Our office offers three types of procedures to help give you the desired results you are looking for.
1. One Hour Whitening – This process uses the number one rated Zoom2 technology, which speeds up whitening and completes the entire treatment within one hour.
2. Two Week Home Whitening – This is a much lower cost option. We will provide you with custom made trays and an application of bleaching solution that you will use at home for about 30 minutes per day.
3. Deep Bleaching Technique – Through the combination of in-office and home teeth whitening procedures, along with a specialized tray system, we are able to maximize results. Following three to four weeks of treatment, our proprietary bleaching formulation produces excellent results.
At the Burgess Center, we know how important it is to ensure a positive experience for each and every one of our patients. As a result, all our staff members are devoted to giving you personalized, comfortable, state-of-the-art services in a relaxing and tranquil environment. We have invested in the most effective patient comfort products and procedures to assist in making your appointment at the dentist as restful and pain-free as possible. Give us a call today to schedule an appointment! (904) 273-3001
Your mouth is made up of more than just teeth, so good oral health goes beyond simply brushing and flossing! In addition to your teeth, your mouth is made up of gums, oral mucosa, the upper and lower jaw, the tongue, salivary glands, the uvula, and the frenulum. All of these structures play an important role when it comes to good dental health and are routinely examined when you receive dental care. The next time you’re brushing your teeth, spend a minute looking at the parts of the mouth that lie farther inside the oral cavity!
Dentist. Just saying that word and reading that word brings up a lot of anxiety for people. Even for grown adults who have been visiting dentists their whole lives, or avoiding them their whole lives. I don’t know what it is about the profession that makes many people afraid (myself included), but I do know it’s quite common.
When it comes to our kids, being afraid of the dentist can be a difficult thing. We want to teach them the importance of oral care and want their experiences with the dentist to be easier than ours, but sometimes their anxiety and fear gets in the way.
If your child struggles with anxiety and fears about dental visits, they’re not alone – it’s actually quite common.
Here are some simple tips on how to help ease the fear your child has of the dentist that will make the process easier on all of you:

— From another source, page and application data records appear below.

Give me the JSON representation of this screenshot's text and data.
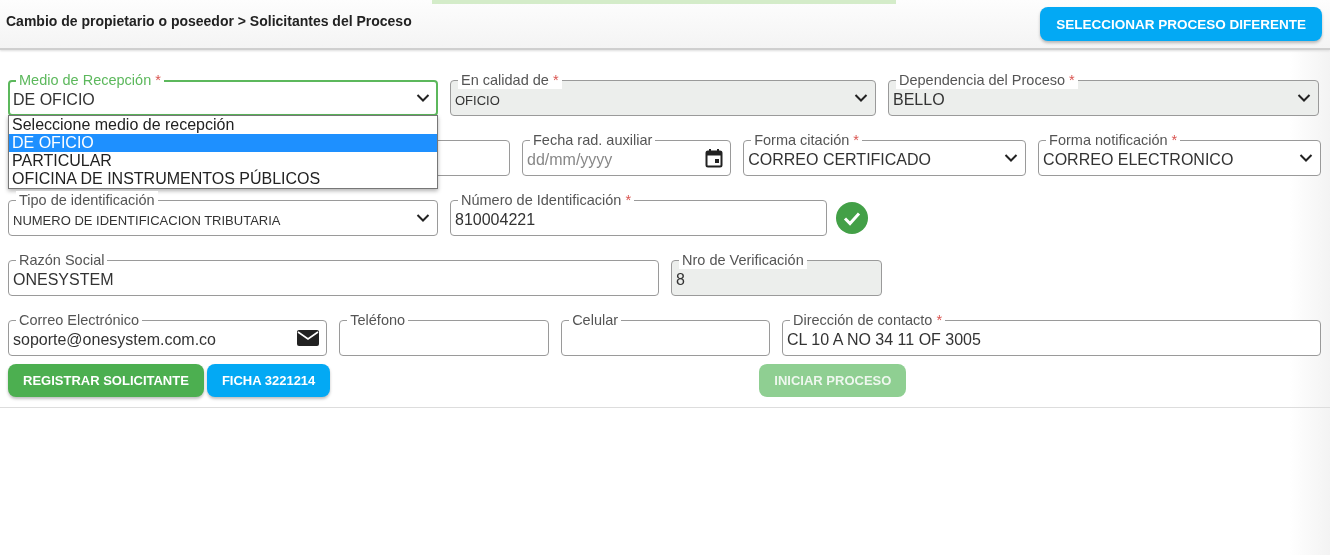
{
  "header": {
    "breadcrumb": "Cambio de propietario o poseedor > Solicitantes del Proceso",
    "button": "SELECCIONAR PROCESO DIFERENTE"
  },
  "rows": [
    {
      "fields": [
        {
          "kind": "select",
          "label": "Medio de Recepción",
          "required_mark": "*",
          "value": "DE OFICIO",
          "focused": true,
          "disabled": false
        },
        {
          "kind": "select",
          "label": "En calidad de",
          "required_mark": "*",
          "value": "OFICIO",
          "small": true,
          "focused": false,
          "disabled": true
        },
        {
          "kind": "select",
          "label": "Dependencia del Proceso",
          "required_mark": "*",
          "value": "BELLO",
          "focused": false,
          "disabled": true
        }
      ]
    },
    {
      "fields": [
        {
          "kind": "input",
          "focused": false,
          "disabled": false
        },
        {
          "kind": "date",
          "label": "Fecha rad. auxiliar",
          "placeholder": "dd/mm/yyyy",
          "focused": false,
          "disabled": false
        },
        {
          "kind": "select",
          "label": "Forma citación",
          "required_mark": "*",
          "value": "CORREO CERTIFICADO",
          "focused": false,
          "disabled": false
        },
        {
          "kind": "select",
          "label": "Forma notificación",
          "required_mark": "*",
          "value": "CORREO ELECTRONICO",
          "focused": false,
          "disabled": false
        }
      ]
    },
    {
      "fields": [
        {
          "kind": "select",
          "label": "Tipo de identificación",
          "value": "NUMERO DE IDENTIFICACION TRIBUTARIA",
          "small": true,
          "focused": false,
          "disabled": false
        },
        {
          "kind": "input",
          "label": "Número de Identificación",
          "required_mark": "*",
          "value": "810004221",
          "focused": false,
          "disabled": false
        },
        {
          "kind": "check"
        }
      ]
    },
    {
      "fields": [
        {
          "kind": "input",
          "label": "Razón Social",
          "value": "ONESYSTEM",
          "focused": false,
          "disabled": false
        },
        {
          "kind": "input",
          "label": "Nro de Verificación",
          "value": "8",
          "focused": false,
          "disabled": true
        }
      ]
    },
    {
      "fields": [
        {
          "kind": "email",
          "label": "Correo Electrónico",
          "value": "soporte@onesystem.com.co",
          "focused": false,
          "disabled": false
        },
        {
          "kind": "input",
          "label": "Teléfono",
          "focused": false,
          "disabled": false
        },
        {
          "kind": "input",
          "label": "Celular",
          "focused": false,
          "disabled": false
        },
        {
          "kind": "input",
          "label": "Dirección de contacto",
          "required_mark": "*",
          "value": "CL 10 A NO 34 11 OF 3005",
          "focused": false,
          "disabled": false
        }
      ]
    }
  ],
  "dropdown": [
    {
      "label": "Seleccione medio de recepción",
      "selected": false
    },
    {
      "label": "DE OFICIO",
      "selected": true
    },
    {
      "label": "PARTICULAR",
      "selected": false
    },
    {
      "label": "OFICINA DE INSTRUMENTOS PÚBLICOS",
      "selected": false
    }
  ],
  "buttons": [
    {
      "label": "REGISTRAR SOLICITANTE",
      "color": "#4caf50",
      "disabled": false
    },
    {
      "label": "FICHA 3221214",
      "color": "#03a9f4",
      "disabled": false
    },
    {
      "label": "INICIAR PROCESO",
      "color": "#8fcf92",
      "disabled": true
    }
  ]
}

- Find a Dentist That is Good With Kids – A good dentist really goes a long way when it comes to dental fears. Find someone through recommendations who is good with kids. Usually pediatric dentists are great with kids and have great offices set up.
- Often Remind Them of the Importance of Oral Health - Have regular conversations about why it’s important to brush and floss and visit the dentist. Talk regularly, because then it won’t seem so out of the norm to take care of your teeth.

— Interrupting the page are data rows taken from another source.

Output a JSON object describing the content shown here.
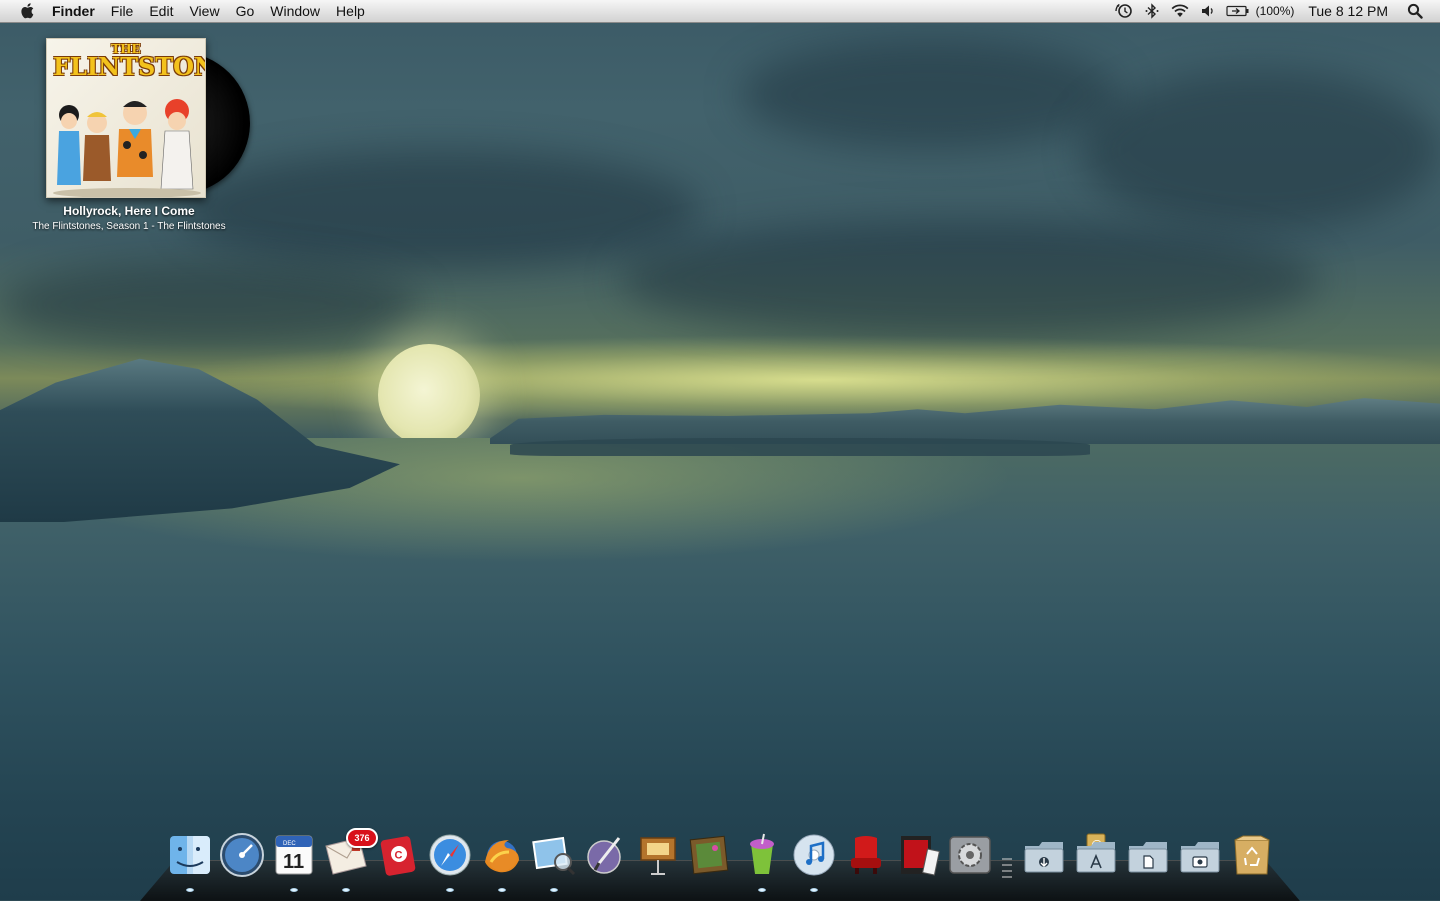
{
  "menubar": {
    "apple_icon": "apple-logo-icon",
    "app_name": "Finder",
    "menus": [
      "File",
      "Edit",
      "View",
      "Go",
      "Window",
      "Help"
    ],
    "status": {
      "battery_percent": "(100%)",
      "clock": "Tue 8 12 PM",
      "icons": [
        "time-machine-icon",
        "bluetooth-icon",
        "wifi-icon",
        "volume-icon",
        "battery-icon",
        "spotlight-icon"
      ]
    }
  },
  "now_playing": {
    "album_the": "THE",
    "album_main": "FLINTSTONES",
    "track": "Hollyrock, Here I Come",
    "subtitle": "The Flintstones, Season 1 - The Flintstones"
  },
  "dock": {
    "apps": [
      {
        "name": "finder",
        "running": true
      },
      {
        "name": "dashboard",
        "running": false
      },
      {
        "name": "ical",
        "running": true,
        "cal_month": "DEC",
        "cal_day": "11"
      },
      {
        "name": "mail",
        "running": true,
        "badge": "376"
      },
      {
        "name": "addressbook",
        "running": false
      },
      {
        "name": "safari",
        "running": true
      },
      {
        "name": "firefox",
        "running": true
      },
      {
        "name": "preview",
        "running": true
      },
      {
        "name": "script-editor",
        "running": false
      },
      {
        "name": "keynote",
        "running": false
      },
      {
        "name": "iphoto",
        "running": false
      },
      {
        "name": "slurp-drink",
        "running": true
      },
      {
        "name": "itunes",
        "running": true
      },
      {
        "name": "front-row",
        "running": false
      },
      {
        "name": "photo-booth",
        "running": false
      },
      {
        "name": "system-preferences",
        "running": false
      }
    ],
    "folders": [
      "downloads-folder",
      "applications-folder",
      "documents-folder",
      "pictures-folder",
      "trash"
    ]
  },
  "colors": {
    "menubar": "#e4e4e4",
    "badge_red": "#d8101a",
    "album_yellow": "#f3c21c"
  }
}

- Be Sure to Make Regular Dental Visits – The more regularly they visit (every 6 months), the less afraid they will be because it will become less unknown.
- Explain in Ways They Understand – Let your child know what to expect, but in terms they understand. Tell them, or ask the dentist to tell them, what they’re doing and what to expect so they won’t be so afraid.
- Don’t Share Your Own Fears – If you have a fear of the dentist, be careful never to share that with your kids. If you do, it could very well make them more afraid and stressed.
- Tell the Dentist – If your child is feeling anxious or afraid, let the dentist know. They may be able to help ease their fear and treat them with a little more care.
- Avoid Using Scary Words – Kids and scary words don’t really get along well. Avoid using words like “hurt” or “freezing” or “shot” with your kids if you think it could make them more anxious.